Cardiac MRI has the advantage of demonstrating the dynamic motion of the bicuspid valve when heavily calcified valves make echocardiography difficult to interpret. Furthermore, MRI can provide non-invasive assessment of the ascending aortic diameter and the presence of a coarctation in a single study.

Experimental 4D MRI studies have suggested a "hurricane aorta" like flow pattern 13.

A minority of patients develop aortic regurgitation as a young adult but the majority have progressive valve stenosis, with only about 1% maintaining normal valve function over their lifetime 10.

High blood pressure should be controlled.

Symptomatic children have very little calcification, and are treated by balloon valvuloplasty. Also, insertion of a valve in a child is not advisable, as the child will continue to grow.

In adults, aortic valve replacement is performed, and occurs in a younger age group than in patients with tri-leaftlet valve stenosis. Aortic root replacement is also required in 30% of patients undergoing valve replacement 9.

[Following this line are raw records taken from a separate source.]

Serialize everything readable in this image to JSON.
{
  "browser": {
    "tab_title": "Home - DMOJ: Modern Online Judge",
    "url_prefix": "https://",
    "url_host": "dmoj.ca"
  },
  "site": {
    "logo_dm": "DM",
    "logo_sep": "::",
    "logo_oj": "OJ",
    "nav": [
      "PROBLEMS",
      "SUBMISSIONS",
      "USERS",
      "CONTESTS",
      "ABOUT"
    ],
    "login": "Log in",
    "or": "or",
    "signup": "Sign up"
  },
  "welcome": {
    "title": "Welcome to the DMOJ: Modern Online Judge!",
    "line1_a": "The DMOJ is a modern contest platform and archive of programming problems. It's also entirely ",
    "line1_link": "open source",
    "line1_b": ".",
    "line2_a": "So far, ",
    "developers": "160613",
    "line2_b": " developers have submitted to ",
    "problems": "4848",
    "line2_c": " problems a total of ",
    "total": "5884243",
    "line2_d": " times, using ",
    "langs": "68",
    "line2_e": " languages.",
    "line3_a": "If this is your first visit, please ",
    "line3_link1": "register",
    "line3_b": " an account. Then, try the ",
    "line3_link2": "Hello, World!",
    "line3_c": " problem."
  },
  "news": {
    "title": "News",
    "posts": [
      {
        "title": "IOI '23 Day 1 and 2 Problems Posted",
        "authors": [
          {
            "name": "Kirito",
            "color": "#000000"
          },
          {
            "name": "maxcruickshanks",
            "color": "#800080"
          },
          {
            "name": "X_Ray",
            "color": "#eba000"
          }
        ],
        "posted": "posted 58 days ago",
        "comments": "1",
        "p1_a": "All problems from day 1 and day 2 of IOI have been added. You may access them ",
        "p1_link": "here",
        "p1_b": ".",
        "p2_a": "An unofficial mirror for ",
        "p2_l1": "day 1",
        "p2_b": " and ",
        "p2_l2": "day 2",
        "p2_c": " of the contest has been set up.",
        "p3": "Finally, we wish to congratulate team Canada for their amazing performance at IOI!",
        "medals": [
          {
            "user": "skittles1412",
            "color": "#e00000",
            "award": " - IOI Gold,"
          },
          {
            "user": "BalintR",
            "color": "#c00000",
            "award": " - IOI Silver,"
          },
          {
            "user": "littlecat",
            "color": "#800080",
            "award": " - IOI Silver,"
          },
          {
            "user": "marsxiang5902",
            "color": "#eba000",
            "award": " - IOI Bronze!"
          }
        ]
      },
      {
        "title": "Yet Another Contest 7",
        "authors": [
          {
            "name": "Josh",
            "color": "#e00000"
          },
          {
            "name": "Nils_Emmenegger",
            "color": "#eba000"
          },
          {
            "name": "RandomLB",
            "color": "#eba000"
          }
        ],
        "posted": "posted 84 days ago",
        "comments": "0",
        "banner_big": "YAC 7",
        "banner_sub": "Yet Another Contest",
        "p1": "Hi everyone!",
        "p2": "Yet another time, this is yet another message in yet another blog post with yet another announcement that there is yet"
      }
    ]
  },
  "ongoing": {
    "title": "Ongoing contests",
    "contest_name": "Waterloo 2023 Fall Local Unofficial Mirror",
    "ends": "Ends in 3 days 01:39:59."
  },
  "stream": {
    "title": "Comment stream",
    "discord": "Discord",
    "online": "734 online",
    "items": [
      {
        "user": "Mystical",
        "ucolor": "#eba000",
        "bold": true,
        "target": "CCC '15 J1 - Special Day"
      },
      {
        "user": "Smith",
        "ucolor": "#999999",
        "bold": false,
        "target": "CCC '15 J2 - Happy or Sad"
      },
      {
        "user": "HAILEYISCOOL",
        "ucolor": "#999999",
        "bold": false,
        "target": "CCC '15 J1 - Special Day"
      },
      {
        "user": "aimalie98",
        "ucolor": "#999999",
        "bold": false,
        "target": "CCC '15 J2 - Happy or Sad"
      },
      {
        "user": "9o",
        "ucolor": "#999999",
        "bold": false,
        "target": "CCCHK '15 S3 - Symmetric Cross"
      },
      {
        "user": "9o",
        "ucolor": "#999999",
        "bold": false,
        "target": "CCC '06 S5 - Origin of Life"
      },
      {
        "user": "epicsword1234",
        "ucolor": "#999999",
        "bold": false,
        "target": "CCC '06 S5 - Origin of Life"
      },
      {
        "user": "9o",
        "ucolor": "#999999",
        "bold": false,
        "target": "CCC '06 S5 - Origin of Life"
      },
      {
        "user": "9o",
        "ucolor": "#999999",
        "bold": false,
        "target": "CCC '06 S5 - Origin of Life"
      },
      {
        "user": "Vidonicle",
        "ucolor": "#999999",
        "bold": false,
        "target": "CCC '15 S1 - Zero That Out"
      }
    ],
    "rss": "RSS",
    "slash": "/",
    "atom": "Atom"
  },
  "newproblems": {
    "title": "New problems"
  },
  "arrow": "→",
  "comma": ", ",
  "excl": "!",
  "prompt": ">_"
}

Recognized complications include:

  • aortic stenosis
    • this is secondary to leaflet calcification which occurs earlier (around age 40) than in patients with tri-leaflet aortic valves
    • turbulent flow across the valve predisposes to leaflet calcification
  • aortic insufficiency
    • in children: incompetence develops secondary to redundant valve leaflets, endocarditis, or following balloon valvuloplasty
    • in adults: dilatation of the ascending aorta can lead to regurgitation
  • ascending aortic aneurysm
    • an aortopathy is present irrespective of the valve function; aortic dilatation (and dissection) is due to abnormal media; as such, BAV can be considered a disease of both the valve and ascending aorta, and this should be a consideration in surgical decision making
  • aortic dissection: secondary to aortopathy and abnormal media
  • infective endocarditis: due to turbulent flow
Anatomy: Thoracic

Anatomy: Thoracic

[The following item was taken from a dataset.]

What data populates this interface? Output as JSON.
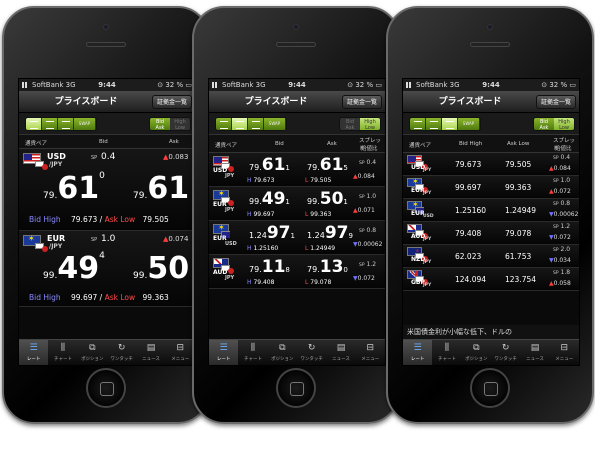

Share article

Article information

rID: 16604
System: Cardiac
Section: Anatomy
Synonyms or Alternate Spellings:
  • Bicuspid aortic valve (BAV)
  • Congenitial biscuspid aortic valve
  • Bileaflet aortic valve
  • Bi-leaflet aortic valve
  • Bicuspid aortic valves

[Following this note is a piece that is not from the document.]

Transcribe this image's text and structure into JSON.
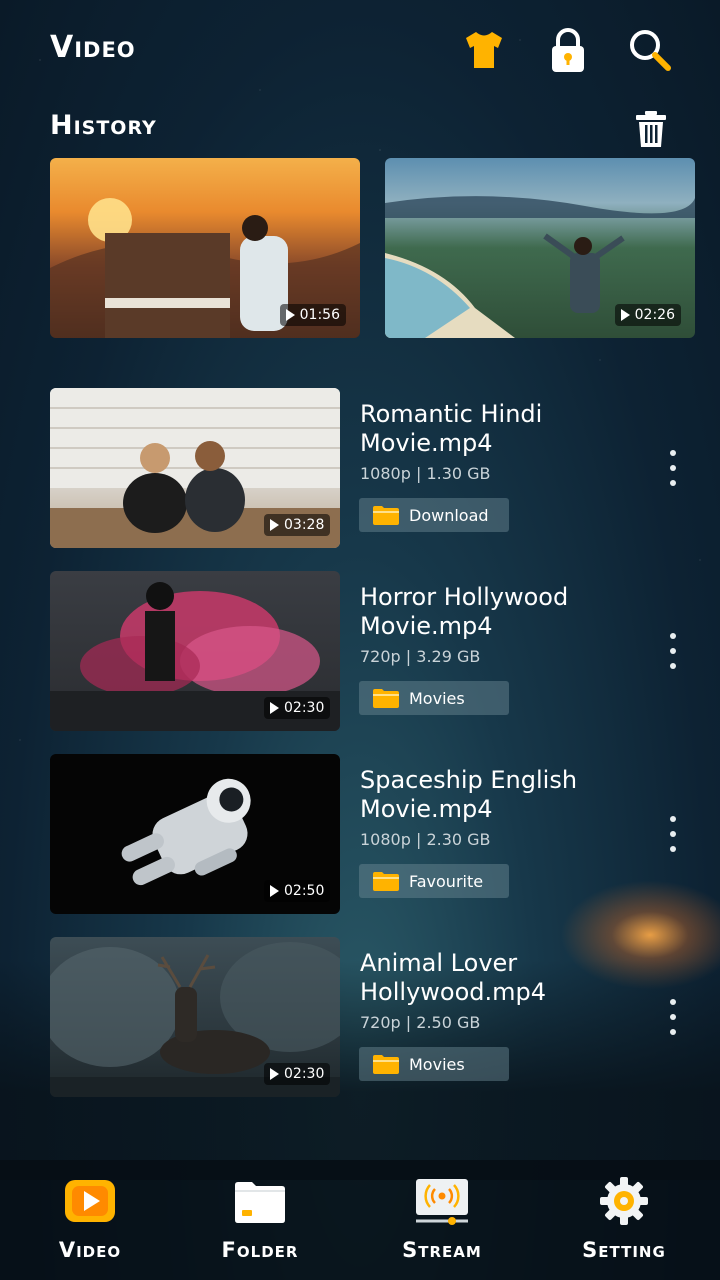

Support Radiopaedia and see fewer ads

Cases and figures

  • Case 1: with aortic valve stenosis
    Drag here to reorder.
  • Case 2
    Drag here to reorder.
  • Case 3: with Ross procedure
    Drag here to reorder.
  • Updating… Please wait.

     Unable to process the form. Check for errors and try again.

     Thank you for updating your details.